- _EXTRACTED DATA_:
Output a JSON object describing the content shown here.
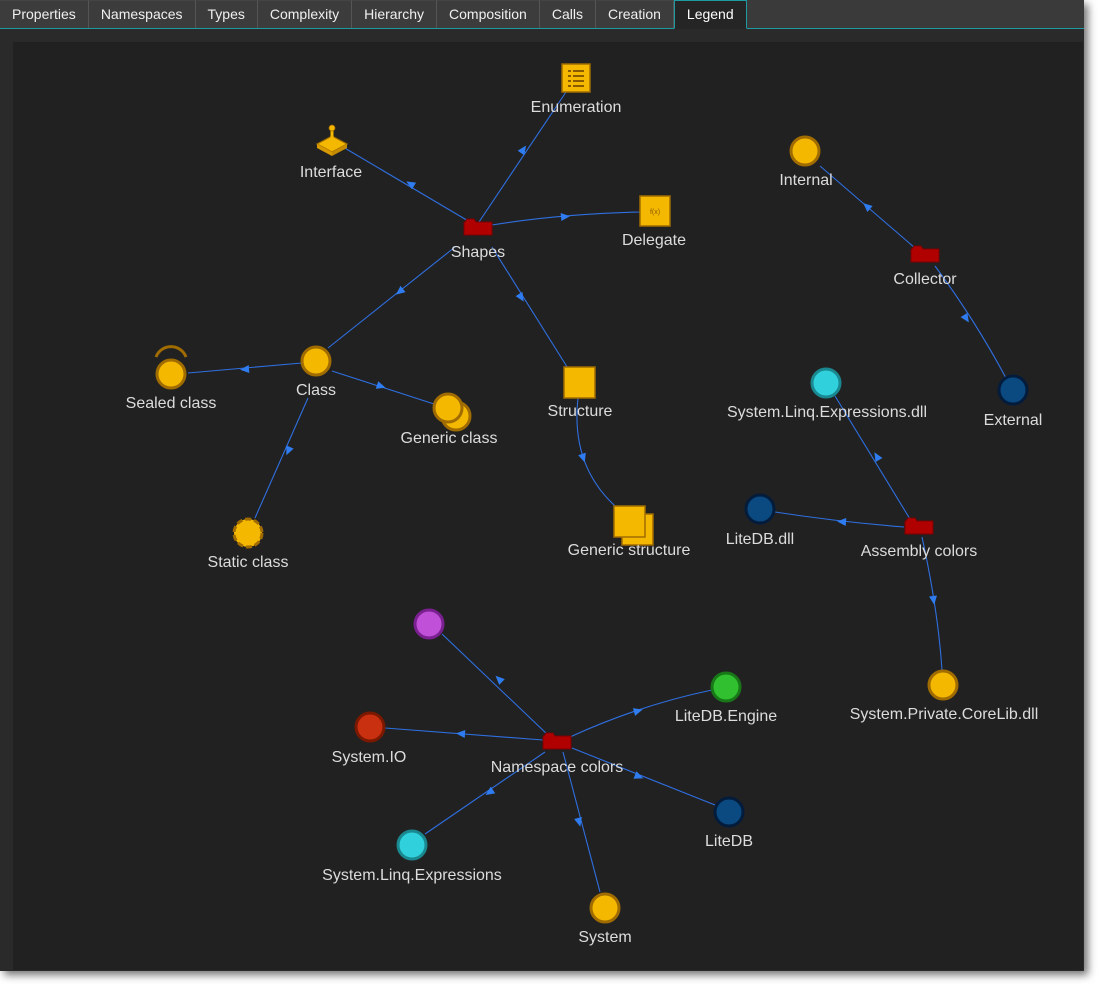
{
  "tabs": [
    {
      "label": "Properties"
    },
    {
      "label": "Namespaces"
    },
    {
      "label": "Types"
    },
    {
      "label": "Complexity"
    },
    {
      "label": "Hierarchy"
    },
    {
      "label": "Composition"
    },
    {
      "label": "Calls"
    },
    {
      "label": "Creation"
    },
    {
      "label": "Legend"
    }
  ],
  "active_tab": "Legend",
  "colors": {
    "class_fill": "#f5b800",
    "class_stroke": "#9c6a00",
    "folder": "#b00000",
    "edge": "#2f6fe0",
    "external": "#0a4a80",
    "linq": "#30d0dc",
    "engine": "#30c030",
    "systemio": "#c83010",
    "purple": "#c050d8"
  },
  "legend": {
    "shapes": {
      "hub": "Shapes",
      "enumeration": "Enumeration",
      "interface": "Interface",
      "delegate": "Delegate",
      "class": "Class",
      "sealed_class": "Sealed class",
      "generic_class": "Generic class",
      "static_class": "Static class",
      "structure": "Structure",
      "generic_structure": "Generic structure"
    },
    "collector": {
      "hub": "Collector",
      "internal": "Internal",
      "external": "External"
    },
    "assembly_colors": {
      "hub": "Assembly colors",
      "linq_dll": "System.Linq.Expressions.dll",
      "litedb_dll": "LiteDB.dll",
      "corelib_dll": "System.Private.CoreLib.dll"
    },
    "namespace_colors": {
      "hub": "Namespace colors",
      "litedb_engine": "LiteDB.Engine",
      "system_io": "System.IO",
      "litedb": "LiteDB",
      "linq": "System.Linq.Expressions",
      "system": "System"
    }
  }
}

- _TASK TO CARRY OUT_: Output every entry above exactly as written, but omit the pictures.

- _SOLUTION TO THIS EXERCISE_:
Output a JSON object describing the content shown here.
{
  "tabs": [
    {
      "label": "Properties"
    },
    {
      "label": "Namespaces"
    },
    {
      "label": "Types"
    },
    {
      "label": "Complexity"
    },
    {
      "label": "Hierarchy"
    },
    {
      "label": "Composition"
    },
    {
      "label": "Calls"
    },
    {
      "label": "Creation"
    },
    {
      "label": "Legend"
    }
  ],
  "active_tab": "Legend",
  "colors": {
    "class_fill": "#f5b800",
    "class_stroke": "#9c6a00",
    "folder": "#b00000",
    "edge": "#2f6fe0",
    "external": "#0a4a80",
    "linq": "#30d0dc",
    "engine": "#30c030",
    "systemio": "#c83010",
    "purple": "#c050d8"
  },
  "legend": {
    "shapes": {
      "hub": "Shapes",
      "enumeration": "Enumeration",
      "interface": "Interface",
      "delegate": "Delegate",
      "class": "Class",
      "sealed_class": "Sealed class",
      "generic_class": "Generic class",
      "static_class": "Static class",
      "structure": "Structure",
      "generic_structure": "Generic structure"
    },
    "collector": {
      "hub": "Collector",
      "internal": "Internal",
      "external": "External"
    },
    "assembly_colors": {
      "hub": "Assembly colors",
      "linq_dll": "System.Linq.Expressions.dll",
      "litedb_dll": "LiteDB.dll",
      "corelib_dll": "System.Private.CoreLib.dll"
    },
    "namespace_colors": {
      "hub": "Namespace colors",
      "litedb_engine": "LiteDB.Engine",
      "system_io": "System.IO",
      "litedb": "LiteDB",
      "linq": "System.Linq.Expressions",
      "system": "System"
    }
  }
}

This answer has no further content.